> What is needed:
Return, from the material below, each line in which the word "title" is present.

> Provided records:

#####

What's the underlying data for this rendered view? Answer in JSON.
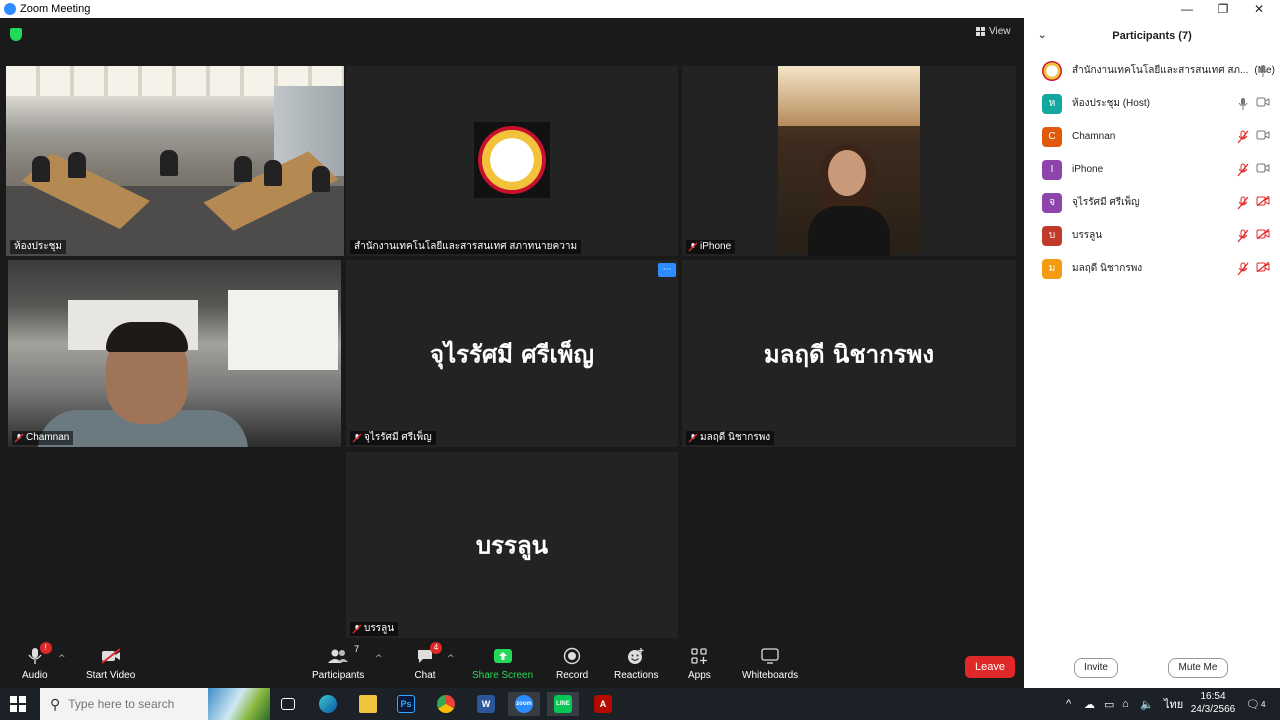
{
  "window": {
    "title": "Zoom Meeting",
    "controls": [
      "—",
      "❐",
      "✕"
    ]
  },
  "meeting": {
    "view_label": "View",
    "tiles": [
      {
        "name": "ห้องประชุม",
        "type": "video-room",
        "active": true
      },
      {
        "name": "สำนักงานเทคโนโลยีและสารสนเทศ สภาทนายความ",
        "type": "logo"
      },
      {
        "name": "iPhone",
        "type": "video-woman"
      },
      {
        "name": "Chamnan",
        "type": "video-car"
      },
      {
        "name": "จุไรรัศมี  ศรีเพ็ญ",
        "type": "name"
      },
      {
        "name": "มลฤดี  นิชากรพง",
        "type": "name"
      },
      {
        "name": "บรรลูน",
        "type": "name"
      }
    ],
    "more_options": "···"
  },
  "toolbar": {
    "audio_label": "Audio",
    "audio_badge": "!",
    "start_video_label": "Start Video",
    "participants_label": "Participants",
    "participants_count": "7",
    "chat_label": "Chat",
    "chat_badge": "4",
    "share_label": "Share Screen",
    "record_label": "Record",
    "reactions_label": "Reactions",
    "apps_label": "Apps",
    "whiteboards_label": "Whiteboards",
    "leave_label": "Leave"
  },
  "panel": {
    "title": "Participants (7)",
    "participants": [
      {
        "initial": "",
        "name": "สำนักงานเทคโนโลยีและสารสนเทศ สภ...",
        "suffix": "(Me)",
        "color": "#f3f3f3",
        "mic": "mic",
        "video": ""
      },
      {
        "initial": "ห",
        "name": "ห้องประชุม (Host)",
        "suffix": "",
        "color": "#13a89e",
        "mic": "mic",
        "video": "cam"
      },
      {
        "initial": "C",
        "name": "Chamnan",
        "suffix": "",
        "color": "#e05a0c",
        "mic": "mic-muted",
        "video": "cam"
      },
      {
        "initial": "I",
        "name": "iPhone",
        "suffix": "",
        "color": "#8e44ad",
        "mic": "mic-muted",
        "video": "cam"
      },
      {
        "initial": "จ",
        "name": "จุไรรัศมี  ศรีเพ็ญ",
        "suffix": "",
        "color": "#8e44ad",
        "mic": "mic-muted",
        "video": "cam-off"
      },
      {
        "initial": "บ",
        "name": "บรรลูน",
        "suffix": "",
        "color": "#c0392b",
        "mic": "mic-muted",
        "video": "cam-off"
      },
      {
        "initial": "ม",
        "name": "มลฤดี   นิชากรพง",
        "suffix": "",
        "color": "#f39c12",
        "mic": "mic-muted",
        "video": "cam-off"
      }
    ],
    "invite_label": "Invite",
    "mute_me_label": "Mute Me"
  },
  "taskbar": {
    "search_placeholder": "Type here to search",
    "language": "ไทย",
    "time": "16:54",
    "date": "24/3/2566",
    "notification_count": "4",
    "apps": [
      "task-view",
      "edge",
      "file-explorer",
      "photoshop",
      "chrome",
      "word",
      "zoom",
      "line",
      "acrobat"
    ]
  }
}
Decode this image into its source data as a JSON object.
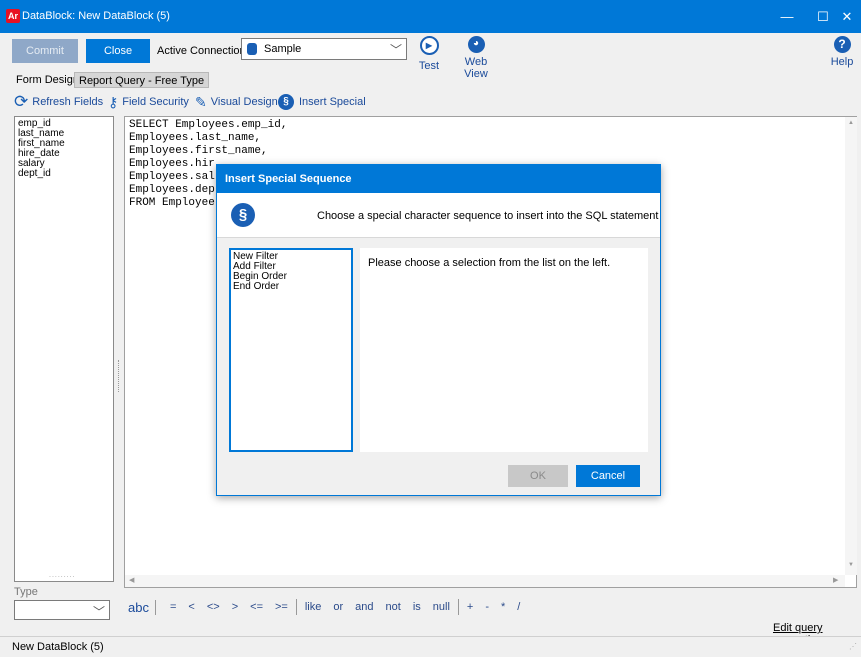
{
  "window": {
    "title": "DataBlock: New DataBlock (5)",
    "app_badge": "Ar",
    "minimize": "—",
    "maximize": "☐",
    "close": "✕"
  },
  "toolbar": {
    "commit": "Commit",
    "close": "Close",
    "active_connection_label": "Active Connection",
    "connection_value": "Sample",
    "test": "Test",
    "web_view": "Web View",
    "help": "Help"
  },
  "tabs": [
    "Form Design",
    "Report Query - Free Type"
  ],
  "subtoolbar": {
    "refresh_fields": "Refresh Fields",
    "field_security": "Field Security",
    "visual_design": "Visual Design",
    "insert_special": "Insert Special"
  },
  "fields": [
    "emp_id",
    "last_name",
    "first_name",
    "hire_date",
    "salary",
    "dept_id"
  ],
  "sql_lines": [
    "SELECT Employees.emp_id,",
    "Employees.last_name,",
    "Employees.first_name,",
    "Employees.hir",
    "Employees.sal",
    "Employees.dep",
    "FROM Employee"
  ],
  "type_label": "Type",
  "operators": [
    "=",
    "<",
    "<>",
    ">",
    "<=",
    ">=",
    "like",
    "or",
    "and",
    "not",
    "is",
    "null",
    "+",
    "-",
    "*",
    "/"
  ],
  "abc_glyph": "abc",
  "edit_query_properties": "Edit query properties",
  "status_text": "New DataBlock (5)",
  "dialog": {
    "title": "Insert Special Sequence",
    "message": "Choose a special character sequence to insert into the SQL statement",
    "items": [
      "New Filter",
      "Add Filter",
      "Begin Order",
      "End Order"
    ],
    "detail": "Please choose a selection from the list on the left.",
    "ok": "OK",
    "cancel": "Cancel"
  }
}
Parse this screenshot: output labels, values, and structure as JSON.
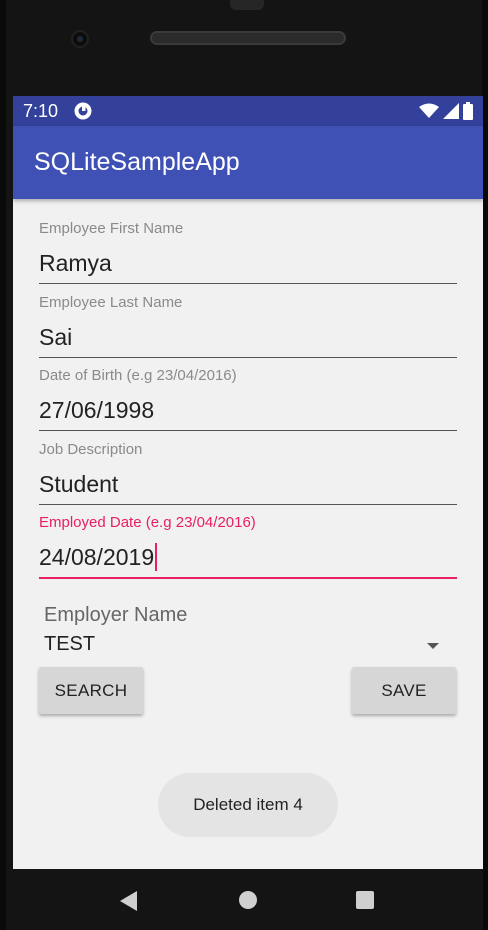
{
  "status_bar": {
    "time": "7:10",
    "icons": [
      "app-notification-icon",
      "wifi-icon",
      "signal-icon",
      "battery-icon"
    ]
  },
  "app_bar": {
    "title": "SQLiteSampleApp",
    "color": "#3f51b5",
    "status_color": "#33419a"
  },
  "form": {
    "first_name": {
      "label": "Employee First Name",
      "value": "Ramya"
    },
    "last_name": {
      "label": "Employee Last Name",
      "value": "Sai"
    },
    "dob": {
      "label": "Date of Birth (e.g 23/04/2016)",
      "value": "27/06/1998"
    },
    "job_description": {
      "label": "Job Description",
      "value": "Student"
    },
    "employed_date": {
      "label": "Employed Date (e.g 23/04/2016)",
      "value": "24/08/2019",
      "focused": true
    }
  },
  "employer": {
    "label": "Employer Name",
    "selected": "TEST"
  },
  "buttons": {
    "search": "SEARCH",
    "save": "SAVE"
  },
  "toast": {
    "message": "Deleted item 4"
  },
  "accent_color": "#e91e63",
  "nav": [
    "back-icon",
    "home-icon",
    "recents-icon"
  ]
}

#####

> Result of the exercise:
    "title": "Zoom Meeting",
    "title": "Participants (7)",
    "title": "DataBlock: New DataBlock (5)",
    "title": "Insert Special Sequence",
    "title": "SQLiteSampleApp",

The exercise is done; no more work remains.